I completely agree with this article. Recently I started shooting a kids soccer league and it was the first time I really ventured into sports photography. Every week I would get better and better, and I am still growing. However, I just started a b&w film photography course at my college and although I started photography in the darkroom, I have been shooting digital for the past 4 years and forgot much of what it takes to get a "perfect" print. Lightroom makes it way too easy.

This is good. I needed to hear this, Trevor! Thanks for always providing good content! And for Repping AZ!

Love it!

Andrew Griswold's picture

Dang Trevor, had no idea you shot for the NFL. Thats an incredible story and really glad you shared it. Thanks!

David Geffin's picture

good post!

Good read, and good images. Thanks for sharing.

excellent post! As they say you hit the nail on the head. I try to live like that every day.

congrats on your opportunity to shoot an NFL game and based these couple of images this will not be the last. Great article and timely for me to consume it.

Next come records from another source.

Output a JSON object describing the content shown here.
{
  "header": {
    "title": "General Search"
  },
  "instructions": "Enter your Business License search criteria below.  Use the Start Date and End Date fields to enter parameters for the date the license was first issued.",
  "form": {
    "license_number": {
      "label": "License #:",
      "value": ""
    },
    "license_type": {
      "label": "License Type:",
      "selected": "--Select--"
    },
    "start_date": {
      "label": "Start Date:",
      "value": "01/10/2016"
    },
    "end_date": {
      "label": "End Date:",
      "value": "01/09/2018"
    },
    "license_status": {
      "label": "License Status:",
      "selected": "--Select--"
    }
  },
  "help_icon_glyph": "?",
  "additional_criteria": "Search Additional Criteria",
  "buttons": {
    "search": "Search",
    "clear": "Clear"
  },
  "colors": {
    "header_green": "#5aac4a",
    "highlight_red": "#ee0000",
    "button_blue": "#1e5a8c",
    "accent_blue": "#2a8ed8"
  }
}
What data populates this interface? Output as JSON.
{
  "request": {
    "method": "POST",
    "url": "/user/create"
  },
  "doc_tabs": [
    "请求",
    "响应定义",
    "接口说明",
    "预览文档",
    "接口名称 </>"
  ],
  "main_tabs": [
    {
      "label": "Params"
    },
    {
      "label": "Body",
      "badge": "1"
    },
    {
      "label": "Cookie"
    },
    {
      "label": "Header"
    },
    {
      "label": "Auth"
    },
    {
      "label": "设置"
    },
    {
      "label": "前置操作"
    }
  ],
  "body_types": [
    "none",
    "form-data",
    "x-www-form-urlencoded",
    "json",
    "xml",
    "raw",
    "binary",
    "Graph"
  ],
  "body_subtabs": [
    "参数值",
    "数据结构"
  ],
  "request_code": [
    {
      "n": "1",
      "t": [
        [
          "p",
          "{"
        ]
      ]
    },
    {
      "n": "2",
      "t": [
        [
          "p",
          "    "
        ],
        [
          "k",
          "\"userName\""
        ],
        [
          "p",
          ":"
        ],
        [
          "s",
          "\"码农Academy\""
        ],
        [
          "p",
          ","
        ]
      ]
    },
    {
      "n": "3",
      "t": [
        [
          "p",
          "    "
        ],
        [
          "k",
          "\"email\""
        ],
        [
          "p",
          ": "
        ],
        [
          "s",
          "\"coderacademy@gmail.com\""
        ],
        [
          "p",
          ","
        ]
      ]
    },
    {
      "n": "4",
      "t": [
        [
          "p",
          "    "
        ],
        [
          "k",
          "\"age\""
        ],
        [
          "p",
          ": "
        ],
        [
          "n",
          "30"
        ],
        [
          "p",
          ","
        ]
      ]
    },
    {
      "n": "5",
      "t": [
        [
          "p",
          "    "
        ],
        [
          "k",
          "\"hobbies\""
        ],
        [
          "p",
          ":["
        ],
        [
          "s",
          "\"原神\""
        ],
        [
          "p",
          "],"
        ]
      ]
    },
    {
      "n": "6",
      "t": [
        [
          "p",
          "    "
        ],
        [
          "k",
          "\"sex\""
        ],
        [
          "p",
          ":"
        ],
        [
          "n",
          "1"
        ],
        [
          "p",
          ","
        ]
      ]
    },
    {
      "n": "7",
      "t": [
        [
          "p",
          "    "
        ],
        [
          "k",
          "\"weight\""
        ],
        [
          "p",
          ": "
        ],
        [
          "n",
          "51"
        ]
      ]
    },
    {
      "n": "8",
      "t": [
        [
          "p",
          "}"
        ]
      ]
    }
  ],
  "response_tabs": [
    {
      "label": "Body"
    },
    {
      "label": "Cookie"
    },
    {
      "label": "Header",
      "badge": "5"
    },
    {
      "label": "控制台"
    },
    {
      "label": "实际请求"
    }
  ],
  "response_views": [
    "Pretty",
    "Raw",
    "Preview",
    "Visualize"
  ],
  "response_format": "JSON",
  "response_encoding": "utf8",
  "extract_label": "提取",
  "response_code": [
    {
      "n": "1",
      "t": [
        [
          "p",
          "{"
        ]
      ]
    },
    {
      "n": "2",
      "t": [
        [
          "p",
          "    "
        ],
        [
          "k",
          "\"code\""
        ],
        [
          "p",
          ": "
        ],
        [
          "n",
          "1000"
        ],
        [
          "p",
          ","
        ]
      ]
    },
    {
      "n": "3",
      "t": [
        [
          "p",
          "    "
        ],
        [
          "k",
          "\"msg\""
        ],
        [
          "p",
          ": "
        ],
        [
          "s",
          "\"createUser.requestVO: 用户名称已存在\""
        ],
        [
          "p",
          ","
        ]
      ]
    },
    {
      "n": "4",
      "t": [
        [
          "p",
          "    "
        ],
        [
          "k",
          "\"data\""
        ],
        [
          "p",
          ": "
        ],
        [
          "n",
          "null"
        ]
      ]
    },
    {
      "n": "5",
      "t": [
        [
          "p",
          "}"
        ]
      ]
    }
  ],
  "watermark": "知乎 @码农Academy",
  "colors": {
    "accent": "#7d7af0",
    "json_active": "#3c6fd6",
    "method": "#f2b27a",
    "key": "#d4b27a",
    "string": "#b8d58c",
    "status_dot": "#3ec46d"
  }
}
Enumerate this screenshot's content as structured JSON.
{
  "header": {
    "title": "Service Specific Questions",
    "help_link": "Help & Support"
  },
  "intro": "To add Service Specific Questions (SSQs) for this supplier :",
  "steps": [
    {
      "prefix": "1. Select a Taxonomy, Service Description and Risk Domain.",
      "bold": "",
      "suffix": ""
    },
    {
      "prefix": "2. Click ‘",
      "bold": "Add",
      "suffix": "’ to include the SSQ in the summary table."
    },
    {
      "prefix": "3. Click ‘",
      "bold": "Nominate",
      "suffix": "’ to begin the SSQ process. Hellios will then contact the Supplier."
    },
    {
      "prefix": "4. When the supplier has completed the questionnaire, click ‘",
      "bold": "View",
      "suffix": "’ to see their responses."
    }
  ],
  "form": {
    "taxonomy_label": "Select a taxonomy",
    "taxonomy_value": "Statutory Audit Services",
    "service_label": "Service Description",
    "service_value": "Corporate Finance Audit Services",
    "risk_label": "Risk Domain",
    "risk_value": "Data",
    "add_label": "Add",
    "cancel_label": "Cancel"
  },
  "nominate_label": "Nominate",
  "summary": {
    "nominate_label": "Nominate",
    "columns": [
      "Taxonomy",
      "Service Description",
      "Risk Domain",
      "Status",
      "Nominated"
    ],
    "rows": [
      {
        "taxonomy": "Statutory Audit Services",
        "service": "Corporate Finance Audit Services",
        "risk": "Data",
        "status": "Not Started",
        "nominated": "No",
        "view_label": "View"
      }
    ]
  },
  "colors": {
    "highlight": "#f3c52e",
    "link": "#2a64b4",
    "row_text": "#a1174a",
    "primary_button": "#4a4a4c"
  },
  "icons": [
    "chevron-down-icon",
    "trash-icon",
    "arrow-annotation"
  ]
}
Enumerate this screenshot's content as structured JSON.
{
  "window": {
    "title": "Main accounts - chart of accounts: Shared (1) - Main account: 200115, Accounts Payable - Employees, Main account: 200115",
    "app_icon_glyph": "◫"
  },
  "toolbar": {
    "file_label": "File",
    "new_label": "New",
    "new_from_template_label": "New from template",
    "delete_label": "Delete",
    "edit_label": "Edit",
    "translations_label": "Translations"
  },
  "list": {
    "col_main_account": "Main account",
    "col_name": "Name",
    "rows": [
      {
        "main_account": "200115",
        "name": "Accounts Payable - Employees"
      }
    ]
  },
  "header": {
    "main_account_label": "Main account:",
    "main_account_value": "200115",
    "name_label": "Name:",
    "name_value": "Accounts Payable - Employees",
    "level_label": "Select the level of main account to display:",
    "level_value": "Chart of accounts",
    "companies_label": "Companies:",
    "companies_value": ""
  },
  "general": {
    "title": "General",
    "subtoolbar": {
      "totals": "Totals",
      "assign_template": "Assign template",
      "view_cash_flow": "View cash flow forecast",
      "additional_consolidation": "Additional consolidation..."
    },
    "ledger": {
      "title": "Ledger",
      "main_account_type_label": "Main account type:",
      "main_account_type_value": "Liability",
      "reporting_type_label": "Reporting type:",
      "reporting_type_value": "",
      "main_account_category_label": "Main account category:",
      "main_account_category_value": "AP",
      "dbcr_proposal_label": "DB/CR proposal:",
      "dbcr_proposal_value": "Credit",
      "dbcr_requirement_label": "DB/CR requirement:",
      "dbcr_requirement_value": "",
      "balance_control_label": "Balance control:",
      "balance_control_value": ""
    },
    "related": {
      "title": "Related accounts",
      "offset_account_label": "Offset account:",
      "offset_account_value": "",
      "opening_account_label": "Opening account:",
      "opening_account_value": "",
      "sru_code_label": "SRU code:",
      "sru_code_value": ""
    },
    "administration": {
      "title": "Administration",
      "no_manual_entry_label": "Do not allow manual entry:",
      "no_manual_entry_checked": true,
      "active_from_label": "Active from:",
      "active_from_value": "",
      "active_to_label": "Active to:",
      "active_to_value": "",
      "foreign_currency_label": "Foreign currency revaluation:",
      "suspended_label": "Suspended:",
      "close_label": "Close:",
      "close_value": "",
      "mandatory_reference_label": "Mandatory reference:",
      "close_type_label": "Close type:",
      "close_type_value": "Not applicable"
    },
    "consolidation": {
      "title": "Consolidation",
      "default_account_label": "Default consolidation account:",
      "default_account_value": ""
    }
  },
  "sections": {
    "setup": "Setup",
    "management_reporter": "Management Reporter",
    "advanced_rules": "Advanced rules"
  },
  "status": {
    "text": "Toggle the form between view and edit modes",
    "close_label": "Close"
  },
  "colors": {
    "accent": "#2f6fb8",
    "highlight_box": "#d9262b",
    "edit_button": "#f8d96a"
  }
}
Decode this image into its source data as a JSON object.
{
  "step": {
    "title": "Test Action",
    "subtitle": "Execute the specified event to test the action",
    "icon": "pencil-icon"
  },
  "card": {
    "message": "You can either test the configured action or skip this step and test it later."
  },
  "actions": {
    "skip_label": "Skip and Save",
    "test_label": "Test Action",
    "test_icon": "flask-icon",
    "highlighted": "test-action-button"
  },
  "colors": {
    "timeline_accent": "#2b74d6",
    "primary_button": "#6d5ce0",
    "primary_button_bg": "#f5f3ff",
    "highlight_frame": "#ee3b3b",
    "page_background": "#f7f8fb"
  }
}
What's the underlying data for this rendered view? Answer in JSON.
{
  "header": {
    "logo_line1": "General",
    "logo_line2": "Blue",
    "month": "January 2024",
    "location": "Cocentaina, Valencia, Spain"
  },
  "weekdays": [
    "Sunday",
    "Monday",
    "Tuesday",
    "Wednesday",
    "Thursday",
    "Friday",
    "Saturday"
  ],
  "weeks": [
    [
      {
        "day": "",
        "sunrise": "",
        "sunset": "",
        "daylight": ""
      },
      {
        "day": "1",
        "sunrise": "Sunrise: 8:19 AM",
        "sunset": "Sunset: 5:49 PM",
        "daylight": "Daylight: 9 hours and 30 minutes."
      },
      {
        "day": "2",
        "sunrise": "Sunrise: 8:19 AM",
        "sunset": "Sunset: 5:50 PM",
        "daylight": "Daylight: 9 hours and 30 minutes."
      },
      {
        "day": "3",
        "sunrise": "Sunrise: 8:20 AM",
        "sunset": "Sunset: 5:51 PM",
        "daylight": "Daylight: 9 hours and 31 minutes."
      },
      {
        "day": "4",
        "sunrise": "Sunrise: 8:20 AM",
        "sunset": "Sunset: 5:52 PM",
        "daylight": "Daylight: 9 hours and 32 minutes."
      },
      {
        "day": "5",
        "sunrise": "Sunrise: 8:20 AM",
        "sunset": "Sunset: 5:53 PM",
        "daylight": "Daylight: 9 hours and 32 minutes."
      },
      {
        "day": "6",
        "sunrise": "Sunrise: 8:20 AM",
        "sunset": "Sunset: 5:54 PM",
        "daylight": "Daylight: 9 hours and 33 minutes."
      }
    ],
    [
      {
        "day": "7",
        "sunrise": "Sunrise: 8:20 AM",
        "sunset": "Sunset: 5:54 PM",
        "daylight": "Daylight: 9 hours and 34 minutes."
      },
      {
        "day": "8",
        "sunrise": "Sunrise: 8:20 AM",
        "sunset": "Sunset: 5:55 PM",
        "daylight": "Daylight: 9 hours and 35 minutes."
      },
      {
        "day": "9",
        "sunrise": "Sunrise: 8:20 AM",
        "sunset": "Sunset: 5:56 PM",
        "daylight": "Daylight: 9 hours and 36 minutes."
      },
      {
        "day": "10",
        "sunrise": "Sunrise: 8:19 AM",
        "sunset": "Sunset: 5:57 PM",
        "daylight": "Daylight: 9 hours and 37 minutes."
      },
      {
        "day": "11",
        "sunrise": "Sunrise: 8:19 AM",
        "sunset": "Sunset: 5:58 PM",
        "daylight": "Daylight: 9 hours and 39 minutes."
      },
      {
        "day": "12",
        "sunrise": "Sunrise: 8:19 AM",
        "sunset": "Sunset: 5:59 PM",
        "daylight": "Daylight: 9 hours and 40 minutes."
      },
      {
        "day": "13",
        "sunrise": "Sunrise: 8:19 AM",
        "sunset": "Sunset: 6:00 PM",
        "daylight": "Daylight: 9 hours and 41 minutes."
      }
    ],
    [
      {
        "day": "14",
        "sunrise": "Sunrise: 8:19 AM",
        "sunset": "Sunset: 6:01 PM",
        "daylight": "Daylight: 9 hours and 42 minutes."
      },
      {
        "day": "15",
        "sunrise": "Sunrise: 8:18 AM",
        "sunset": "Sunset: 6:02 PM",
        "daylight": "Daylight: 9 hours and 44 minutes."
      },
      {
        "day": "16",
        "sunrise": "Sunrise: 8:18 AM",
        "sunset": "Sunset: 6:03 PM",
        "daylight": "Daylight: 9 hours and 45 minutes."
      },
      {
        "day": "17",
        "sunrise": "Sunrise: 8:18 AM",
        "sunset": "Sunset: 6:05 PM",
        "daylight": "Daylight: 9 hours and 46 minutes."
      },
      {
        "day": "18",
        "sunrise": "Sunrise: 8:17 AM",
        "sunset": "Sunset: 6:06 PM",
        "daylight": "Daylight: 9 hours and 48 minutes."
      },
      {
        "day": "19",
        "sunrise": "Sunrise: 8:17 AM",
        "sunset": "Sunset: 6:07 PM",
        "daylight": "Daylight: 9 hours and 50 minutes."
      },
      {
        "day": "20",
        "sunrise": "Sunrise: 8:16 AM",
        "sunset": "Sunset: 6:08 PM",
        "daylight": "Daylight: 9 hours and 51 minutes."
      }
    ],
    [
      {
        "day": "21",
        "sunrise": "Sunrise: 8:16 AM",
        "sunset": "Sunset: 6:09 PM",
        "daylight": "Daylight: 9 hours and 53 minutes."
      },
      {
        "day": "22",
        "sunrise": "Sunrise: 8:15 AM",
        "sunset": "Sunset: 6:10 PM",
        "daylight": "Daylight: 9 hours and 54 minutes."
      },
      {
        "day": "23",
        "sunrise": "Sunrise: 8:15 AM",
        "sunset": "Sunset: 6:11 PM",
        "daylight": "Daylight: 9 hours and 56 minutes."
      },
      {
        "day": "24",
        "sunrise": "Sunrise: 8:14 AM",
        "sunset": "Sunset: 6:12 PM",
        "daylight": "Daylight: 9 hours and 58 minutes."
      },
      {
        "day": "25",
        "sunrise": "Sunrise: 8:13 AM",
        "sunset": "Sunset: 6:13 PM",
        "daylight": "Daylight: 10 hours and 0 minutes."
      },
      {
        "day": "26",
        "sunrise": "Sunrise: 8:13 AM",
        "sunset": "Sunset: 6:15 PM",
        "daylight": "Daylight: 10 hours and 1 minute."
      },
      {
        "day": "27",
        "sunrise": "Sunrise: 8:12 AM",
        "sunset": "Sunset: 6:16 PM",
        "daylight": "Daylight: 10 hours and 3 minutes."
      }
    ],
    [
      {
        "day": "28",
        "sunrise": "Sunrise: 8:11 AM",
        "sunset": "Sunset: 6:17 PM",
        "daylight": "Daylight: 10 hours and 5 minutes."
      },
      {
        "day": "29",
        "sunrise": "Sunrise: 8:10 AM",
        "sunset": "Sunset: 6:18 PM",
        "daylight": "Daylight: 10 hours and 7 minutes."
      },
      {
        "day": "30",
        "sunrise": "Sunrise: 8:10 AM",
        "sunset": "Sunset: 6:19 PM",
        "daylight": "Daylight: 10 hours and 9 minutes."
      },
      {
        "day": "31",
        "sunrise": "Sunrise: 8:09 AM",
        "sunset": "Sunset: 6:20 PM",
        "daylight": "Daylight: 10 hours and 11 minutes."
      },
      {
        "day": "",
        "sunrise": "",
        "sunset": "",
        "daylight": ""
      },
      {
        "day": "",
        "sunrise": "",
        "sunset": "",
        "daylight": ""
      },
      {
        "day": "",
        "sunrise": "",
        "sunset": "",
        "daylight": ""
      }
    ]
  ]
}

This is really good I have the same view on photography this has lead to shoot the local NHL team and now work for them constantly. I was an athlete first then photographer and still play most of the sports I shoot. Practise practise practise and know that you can always do better so find the way and be better one coach said to me and has stuck. Thanks for the great article I will remember this for a very long time.

Any chance you could share some info on how you achieved the lead shot please? I really like the look and feel of this image but I'm curious as to whether you got it using a tilt shift lens or in post.

Trevor Dayley's picture

Hi Michael, that was shot with a 90mm Tilt Shift. I went up into the stadium and shot down on the field.

Trevor, thanks so much for sharing the information, I really appreciate it.

Your answer is what I was expecting in a lot of ways, I thought it was a bit too crisp and good to be a post-production technique. It's a really brilliant shot. Out of curiosity how far back were you from the field?

I've been thinking of getting a Nikkor 85mm ƒ2.8 Tilt Shift lens for a while now. Partly because I'm working on an architecture project, and also because I do love the type of shot that you got with it.

I'd appreciate any other tips or hints you might have about their use (or websites with info on use/technique, etc that you know of).

Either way however, thanks for sharing your knowledge.

This was a great article, Thank you!!

Good stuff.

good message, thank you!